“We have followed more than 1,100 radio-collared wolves since 1982,” he said. “On average, about 10 percent a year are killed by agency control, about 10 percent from illegal killing and about 3 percent are accidentally killed, by vehicles and such.
“So about 23 percent of the Northern Rockies wolf population already is being harvested each year, and it’s still growing at an annual rate of up to 20 percent.”
Season quotas have been set, allowing hunters to take no more than 15 percent of the wolves in Montana and 22 percent in Idaho.
Carter Niemeyer, who traps wolves for Idaho Fish and Game, said hunters probably will not reach Idaho’s statewide limit of 220 wolves.
Young, unsavvy wolves are likely to be the first to be killed, he told the Idaho Statesman this week.

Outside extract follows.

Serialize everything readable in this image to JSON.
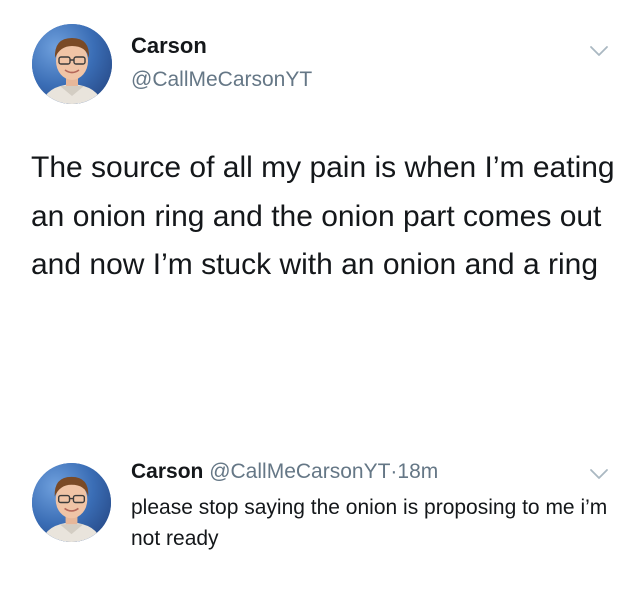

But wolves will learn quickly to be more elusive and wary of humans, he added.
That is a desired outcome, wolf experts say.
“I think the wilder we keep the animals the better it is,” said David Mech, wildlife biologist and founder of the Minnesota-based International Wolf Center. “One way that’s done is through hunting them.”
Wild wolves that become unwary of humans are headed for trouble, he said.
“When we teach wolves to lose their fear of humans or associate humans with food, the chances of conflict greatly increase,” Mech said. “The results can include dead pets, dead wolves, and, very rarely, attacks on people.”
Luigi Boitani, a leading wolf authority in Europe, said a wolf that survives a shooting passes a learned fear of humans to the rest of the pack.
“The irony is that since shooting wolves was banned in Italy, people are poisoning them instead,” Boitani said. “Poisoning does not allow for learning because there don’t tend to be any survivors.”
Wolves are likely to attack dogs when they have a chance and become aggressive to people accompanying the dogs, said Lu Carbyn, a leading Canadian government wolf authority, now retired in Edmonton.
“Hunting wolves is already allowed in Canada. It’s a negative reinforcement that keeps wolves wild and more respectful of keeping a distance from people,” he said.
“History has shown the most likely places for negative wolf encounters to occur are in protected areas or around industrial sites where for safety reasons people are prohibited from hunting or trapping wolves,” said Mark McNay, Alaska Fish and Game biologist for 27 years and author of research on wolf encounters in Alaska and Canada.
Yellowstone National Park is a different story, said Doug Smith, the park’s wolf project leader.
“Yellowstone wolves are not wild; they’re tolerant,” he said. “It’s hard for wolves to stay wild in Yellowstone, where every year about 325,000 of the park’s 3 million visitors actually see wolves.”
Yellowstone officials have the authority to manage not just the wolves, but also the visitors. Wolves that show interest in developed areas are pounded with beanbags, cracker shells and rubber bullets. People who approach wolves or make food available to them are fined.
In May 2009, for the first time, Yellowstone officials shot and killed a troublesome young wolf near Old Faithful.
“It crossed the line and became a threat to human safety,” Smith said. The incident was regrettable, he said, because a human was likely the first to cross the line by making food available to the wolf, either purposely or through carelessness.
“Wildlife managers outside the park have a much tougher time managing people,” Smith said. “That may be their biggest problem.”
Biologists say they are eager to learn if hunting will help reduce attacks on domestic livestock and the government’s cost for tracking down and killing the offending wolves.
The U.S. Department of Agriculture spent more than $1 million on wolf control in the Northern Rockies in 2008, Bangs said.
Hunting should lead to at least some reduction in attacks on livestock.
“The wolves most likely to be harvested by hunters are the boldest, in the most open and accessible areas – the same type most likely to get into livestock problems,” he said.